Segment Start: DATA

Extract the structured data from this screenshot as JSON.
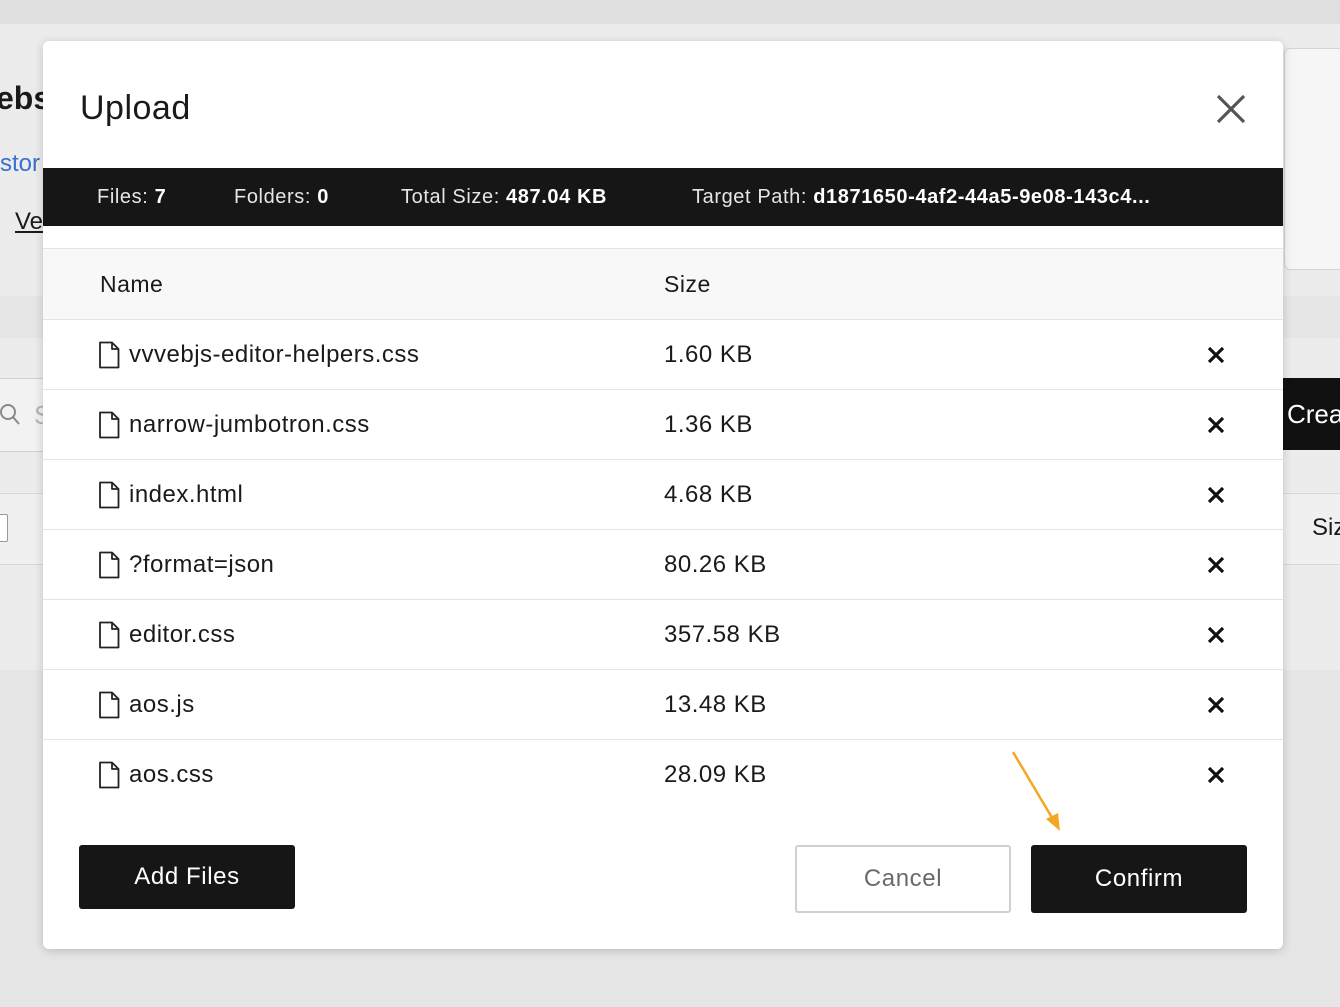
{
  "background": {
    "title_fragment": "ebs",
    "link_fragment": "stor",
    "link2_fragment": "Ve",
    "search_placeholder_fragment": "S",
    "create_button_fragment": "Crea",
    "size_header_fragment": "Siz"
  },
  "modal": {
    "title": "Upload",
    "info": {
      "files_label": "Files:",
      "files_value": "7",
      "folders_label": "Folders:",
      "folders_value": "0",
      "size_label": "Total Size:",
      "size_value": "487.04 KB",
      "path_label": "Target Path:",
      "path_value": "d1871650-4af2-44a5-9e08-143c4..."
    },
    "table": {
      "headers": {
        "name": "Name",
        "size": "Size"
      },
      "rows": [
        {
          "name": "vvvebjs-editor-helpers.css",
          "size": "1.60 KB"
        },
        {
          "name": "narrow-jumbotron.css",
          "size": "1.36 KB"
        },
        {
          "name": "index.html",
          "size": "4.68 KB"
        },
        {
          "name": "?format=json",
          "size": "80.26 KB"
        },
        {
          "name": "editor.css",
          "size": "357.58 KB"
        },
        {
          "name": "aos.js",
          "size": "13.48 KB"
        },
        {
          "name": "aos.css",
          "size": "28.09 KB"
        }
      ]
    },
    "buttons": {
      "add_files": "Add Files",
      "cancel": "Cancel",
      "confirm": "Confirm"
    }
  },
  "colors": {
    "dark": "#161616",
    "annotation_arrow": "#f5a623",
    "link": "#3b6fd0"
  },
  "icons": [
    "close-icon",
    "file-icon",
    "remove-icon",
    "search-icon"
  ]
}
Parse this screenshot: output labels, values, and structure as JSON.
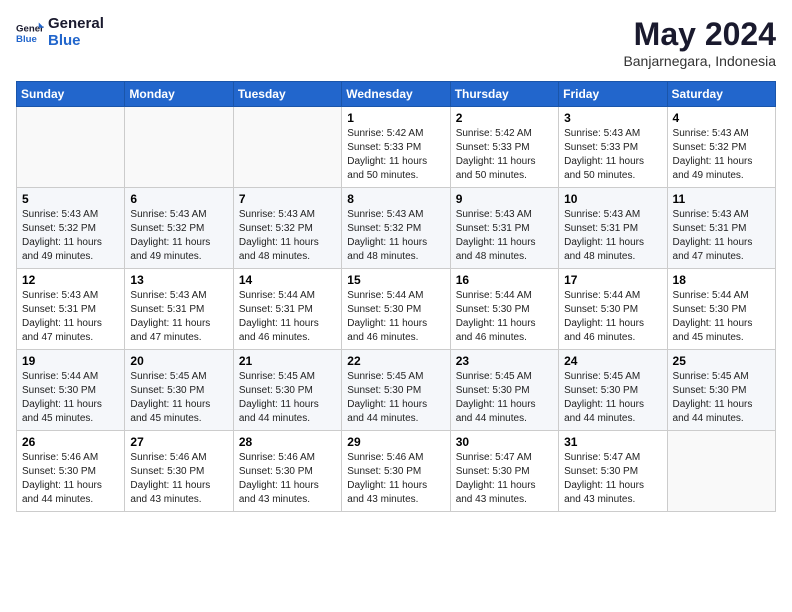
{
  "logo": {
    "line1": "General",
    "line2": "Blue"
  },
  "title": "May 2024",
  "location": "Banjarnegara, Indonesia",
  "days_header": [
    "Sunday",
    "Monday",
    "Tuesday",
    "Wednesday",
    "Thursday",
    "Friday",
    "Saturday"
  ],
  "weeks": [
    [
      {
        "day": "",
        "info": ""
      },
      {
        "day": "",
        "info": ""
      },
      {
        "day": "",
        "info": ""
      },
      {
        "day": "1",
        "info": "Sunrise: 5:42 AM\nSunset: 5:33 PM\nDaylight: 11 hours\nand 50 minutes."
      },
      {
        "day": "2",
        "info": "Sunrise: 5:42 AM\nSunset: 5:33 PM\nDaylight: 11 hours\nand 50 minutes."
      },
      {
        "day": "3",
        "info": "Sunrise: 5:43 AM\nSunset: 5:33 PM\nDaylight: 11 hours\nand 50 minutes."
      },
      {
        "day": "4",
        "info": "Sunrise: 5:43 AM\nSunset: 5:32 PM\nDaylight: 11 hours\nand 49 minutes."
      }
    ],
    [
      {
        "day": "5",
        "info": "Sunrise: 5:43 AM\nSunset: 5:32 PM\nDaylight: 11 hours\nand 49 minutes."
      },
      {
        "day": "6",
        "info": "Sunrise: 5:43 AM\nSunset: 5:32 PM\nDaylight: 11 hours\nand 49 minutes."
      },
      {
        "day": "7",
        "info": "Sunrise: 5:43 AM\nSunset: 5:32 PM\nDaylight: 11 hours\nand 48 minutes."
      },
      {
        "day": "8",
        "info": "Sunrise: 5:43 AM\nSunset: 5:32 PM\nDaylight: 11 hours\nand 48 minutes."
      },
      {
        "day": "9",
        "info": "Sunrise: 5:43 AM\nSunset: 5:31 PM\nDaylight: 11 hours\nand 48 minutes."
      },
      {
        "day": "10",
        "info": "Sunrise: 5:43 AM\nSunset: 5:31 PM\nDaylight: 11 hours\nand 48 minutes."
      },
      {
        "day": "11",
        "info": "Sunrise: 5:43 AM\nSunset: 5:31 PM\nDaylight: 11 hours\nand 47 minutes."
      }
    ],
    [
      {
        "day": "12",
        "info": "Sunrise: 5:43 AM\nSunset: 5:31 PM\nDaylight: 11 hours\nand 47 minutes."
      },
      {
        "day": "13",
        "info": "Sunrise: 5:43 AM\nSunset: 5:31 PM\nDaylight: 11 hours\nand 47 minutes."
      },
      {
        "day": "14",
        "info": "Sunrise: 5:44 AM\nSunset: 5:31 PM\nDaylight: 11 hours\nand 46 minutes."
      },
      {
        "day": "15",
        "info": "Sunrise: 5:44 AM\nSunset: 5:30 PM\nDaylight: 11 hours\nand 46 minutes."
      },
      {
        "day": "16",
        "info": "Sunrise: 5:44 AM\nSunset: 5:30 PM\nDaylight: 11 hours\nand 46 minutes."
      },
      {
        "day": "17",
        "info": "Sunrise: 5:44 AM\nSunset: 5:30 PM\nDaylight: 11 hours\nand 46 minutes."
      },
      {
        "day": "18",
        "info": "Sunrise: 5:44 AM\nSunset: 5:30 PM\nDaylight: 11 hours\nand 45 minutes."
      }
    ],
    [
      {
        "day": "19",
        "info": "Sunrise: 5:44 AM\nSunset: 5:30 PM\nDaylight: 11 hours\nand 45 minutes."
      },
      {
        "day": "20",
        "info": "Sunrise: 5:45 AM\nSunset: 5:30 PM\nDaylight: 11 hours\nand 45 minutes."
      },
      {
        "day": "21",
        "info": "Sunrise: 5:45 AM\nSunset: 5:30 PM\nDaylight: 11 hours\nand 44 minutes."
      },
      {
        "day": "22",
        "info": "Sunrise: 5:45 AM\nSunset: 5:30 PM\nDaylight: 11 hours\nand 44 minutes."
      },
      {
        "day": "23",
        "info": "Sunrise: 5:45 AM\nSunset: 5:30 PM\nDaylight: 11 hours\nand 44 minutes."
      },
      {
        "day": "24",
        "info": "Sunrise: 5:45 AM\nSunset: 5:30 PM\nDaylight: 11 hours\nand 44 minutes."
      },
      {
        "day": "25",
        "info": "Sunrise: 5:45 AM\nSunset: 5:30 PM\nDaylight: 11 hours\nand 44 minutes."
      }
    ],
    [
      {
        "day": "26",
        "info": "Sunrise: 5:46 AM\nSunset: 5:30 PM\nDaylight: 11 hours\nand 44 minutes."
      },
      {
        "day": "27",
        "info": "Sunrise: 5:46 AM\nSunset: 5:30 PM\nDaylight: 11 hours\nand 43 minutes."
      },
      {
        "day": "28",
        "info": "Sunrise: 5:46 AM\nSunset: 5:30 PM\nDaylight: 11 hours\nand 43 minutes."
      },
      {
        "day": "29",
        "info": "Sunrise: 5:46 AM\nSunset: 5:30 PM\nDaylight: 11 hours\nand 43 minutes."
      },
      {
        "day": "30",
        "info": "Sunrise: 5:47 AM\nSunset: 5:30 PM\nDaylight: 11 hours\nand 43 minutes."
      },
      {
        "day": "31",
        "info": "Sunrise: 5:47 AM\nSunset: 5:30 PM\nDaylight: 11 hours\nand 43 minutes."
      },
      {
        "day": "",
        "info": ""
      }
    ]
  ]
}
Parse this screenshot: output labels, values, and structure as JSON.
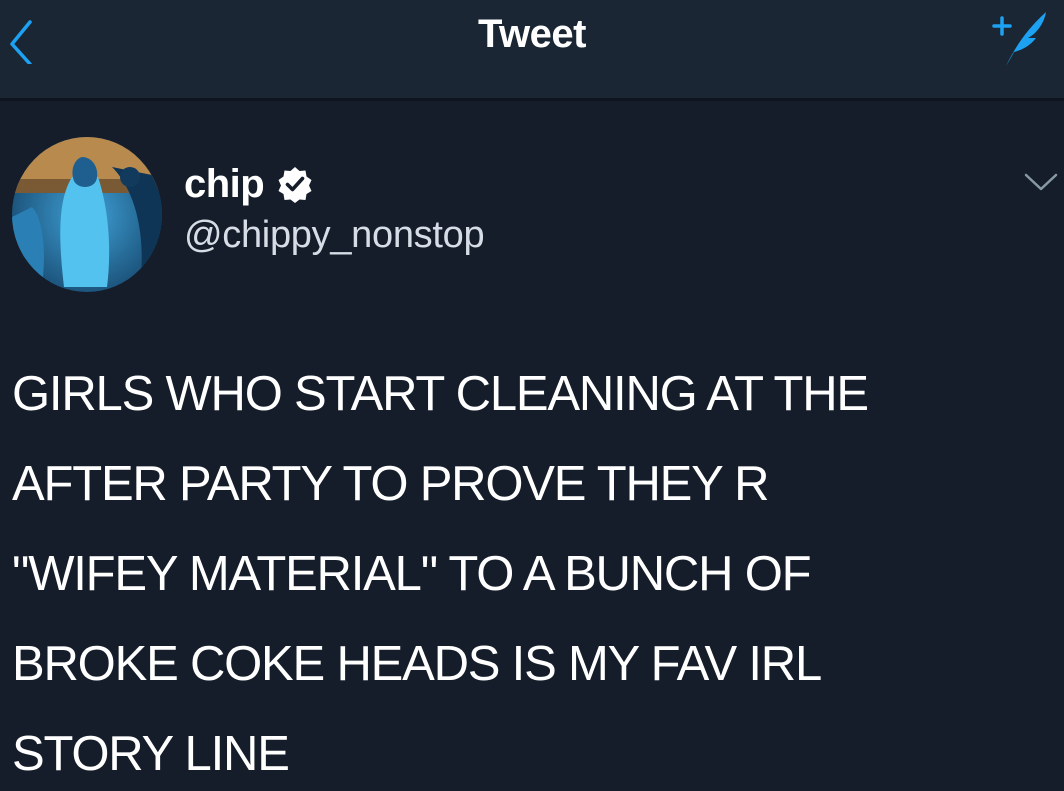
{
  "nav": {
    "title": "Tweet",
    "back_icon": "chevron-left-icon",
    "compose_icon": "compose-tweet-icon"
  },
  "tweet": {
    "author": {
      "display_name": "chip",
      "handle": "@chippy_nonstop",
      "verified": true,
      "avatar_icon": "avatar"
    },
    "menu_icon": "chevron-down-icon",
    "text_lines": [
      "GIRLS WHO START CLEANING AT THE",
      "AFTER PARTY TO PROVE THEY R",
      "\"WIFEY MATERIAL\" TO A BUNCH OF",
      "BROKE COKE HEADS IS MY FAV IRL",
      "STORY LINE"
    ]
  },
  "colors": {
    "background": "#141d29",
    "nav_background": "#1a2633",
    "accent": "#1da1f2",
    "text_primary": "#ffffff",
    "text_secondary": "#d6dde6"
  }
}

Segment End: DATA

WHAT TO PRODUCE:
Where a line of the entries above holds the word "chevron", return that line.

EXERCISE RESULT:
    "back_icon": "chevron-left-icon",
    "menu_icon": "chevron-down-icon",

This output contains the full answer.